[Records excerpted from a collection]
* * * * * * * * *

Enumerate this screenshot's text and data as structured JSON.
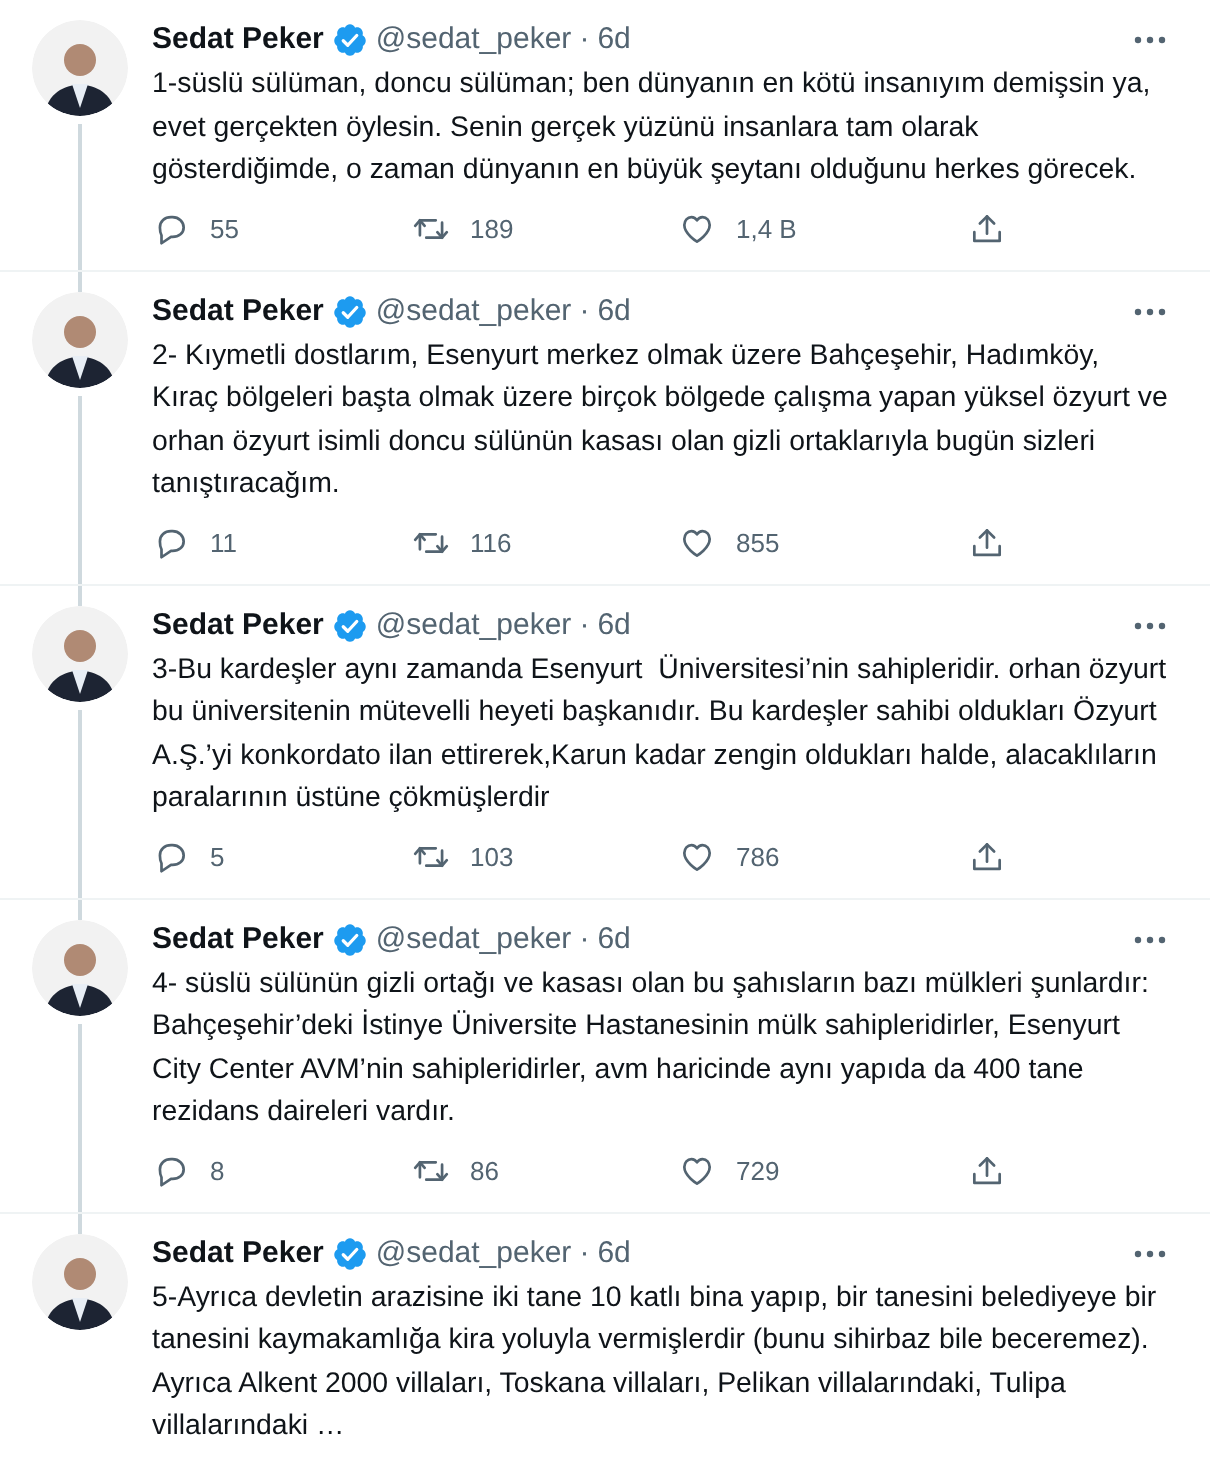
{
  "tweets": [
    {
      "name": "Sedat Peker",
      "verified": true,
      "handle": "@sedat_peker",
      "separator": "·",
      "time": "6d",
      "text": "1-süslü sülüman, doncu sülüman; ben dünyanın en kötü insanıyım demişsin ya, evet gerçekten öylesin. Senin gerçek yüzünü insanlara tam olarak gösterdiğimde, o zaman dünyanın en büyük şeytanı olduğunu herkes görecek.",
      "replies": "55",
      "retweets": "189",
      "likes": "1,4 B"
    },
    {
      "name": "Sedat Peker",
      "verified": true,
      "handle": "@sedat_peker",
      "separator": "·",
      "time": "6d",
      "text": "2- Kıymetli dostlarım, Esenyurt merkez olmak üzere Bahçeşehir, Hadımköy, Kıraç bölgeleri başta olmak üzere birçok bölgede çalışma yapan yüksel özyurt ve orhan özyurt isimli doncu sülünün kasası olan gizli ortaklarıyla bugün sizleri tanıştıracağım.",
      "replies": "11",
      "retweets": "116",
      "likes": "855"
    },
    {
      "name": "Sedat Peker",
      "verified": true,
      "handle": "@sedat_peker",
      "separator": "·",
      "time": "6d",
      "text": "3-Bu kardeşler aynı zamanda Esenyurt  Üniversitesi’nin sahipleridir. orhan özyurt bu üniversitenin mütevelli heyeti başkanıdır. Bu kardeşler sahibi oldukları Özyurt A.Ş.’yi konkordato ilan ettirerek,Karun kadar zengin oldukları halde, alacaklıların paralarının üstüne çökmüşlerdir",
      "replies": "5",
      "retweets": "103",
      "likes": "786"
    },
    {
      "name": "Sedat Peker",
      "verified": true,
      "handle": "@sedat_peker",
      "separator": "·",
      "time": "6d",
      "text": "4- süslü sülünün gizli ortağı ve kasası olan bu şahısların bazı mülkleri şunlardır: Bahçeşehir’deki İstinye Üniversite Hastanesinin mülk sahipleridirler, Esenyurt City Center AVM’nin sahipleridirler, avm haricinde aynı yapıda da 400 tane rezidans daireleri vardır.",
      "replies": "8",
      "retweets": "86",
      "likes": "729"
    },
    {
      "name": "Sedat Peker",
      "verified": true,
      "handle": "@sedat_peker",
      "separator": "·",
      "time": "6d",
      "text": "5-Ayrıca devletin arazisine iki tane 10 katlı bina yapıp, bir tanesini belediyeye bir tanesini kaymakamlığa kira yoluyla vermişlerdir (bunu sihirbaz bile beceremez).  Ayrıca Alkent 2000 villaları, Toskana villaları, Pelikan villalarındaki, Tulipa villalarındaki …"
    }
  ]
}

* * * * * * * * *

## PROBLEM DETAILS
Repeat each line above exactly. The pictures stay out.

## COMPLETED TASK
Enumerate this screenshot's text and data as structured JSON.
{
  "tweets": [
    {
      "name": "Sedat Peker",
      "verified": true,
      "handle": "@sedat_peker",
      "separator": "·",
      "time": "6d",
      "text": "1-süslü sülüman, doncu sülüman; ben dünyanın en kötü insanıyım demişsin ya, evet gerçekten öylesin. Senin gerçek yüzünü insanlara tam olarak gösterdiğimde, o zaman dünyanın en büyük şeytanı olduğunu herkes görecek.",
      "replies": "55",
      "retweets": "189",
      "likes": "1,4 B"
    },
    {
      "name": "Sedat Peker",
      "verified": true,
      "handle": "@sedat_peker",
      "separator": "·",
      "time": "6d",
      "text": "2- Kıymetli dostlarım, Esenyurt merkez olmak üzere Bahçeşehir, Hadımköy, Kıraç bölgeleri başta olmak üzere birçok bölgede çalışma yapan yüksel özyurt ve orhan özyurt isimli doncu sülünün kasası olan gizli ortaklarıyla bugün sizleri tanıştıracağım.",
      "replies": "11",
      "retweets": "116",
      "likes": "855"
    },
    {
      "name": "Sedat Peker",
      "verified": true,
      "handle": "@sedat_peker",
      "separator": "·",
      "time": "6d",
      "text": "3-Bu kardeşler aynı zamanda Esenyurt  Üniversitesi’nin sahipleridir. orhan özyurt bu üniversitenin mütevelli heyeti başkanıdır. Bu kardeşler sahibi oldukları Özyurt A.Ş.’yi konkordato ilan ettirerek,Karun kadar zengin oldukları halde, alacaklıların paralarının üstüne çökmüşlerdir",
      "replies": "5",
      "retweets": "103",
      "likes": "786"
    },
    {
      "name": "Sedat Peker",
      "verified": true,
      "handle": "@sedat_peker",
      "separator": "·",
      "time": "6d",
      "text": "4- süslü sülünün gizli ortağı ve kasası olan bu şahısların bazı mülkleri şunlardır: Bahçeşehir’deki İstinye Üniversite Hastanesinin mülk sahipleridirler, Esenyurt City Center AVM’nin sahipleridirler, avm haricinde aynı yapıda da 400 tane rezidans daireleri vardır.",
      "replies": "8",
      "retweets": "86",
      "likes": "729"
    },
    {
      "name": "Sedat Peker",
      "verified": true,
      "handle": "@sedat_peker",
      "separator": "·",
      "time": "6d",
      "text": "5-Ayrıca devletin arazisine iki tane 10 katlı bina yapıp, bir tanesini belediyeye bir tanesini kaymakamlığa kira yoluyla vermişlerdir (bunu sihirbaz bile beceremez).  Ayrıca Alkent 2000 villaları, Toskana villaları, Pelikan villalarındaki, Tulipa villalarındaki …"
    }
  ]
}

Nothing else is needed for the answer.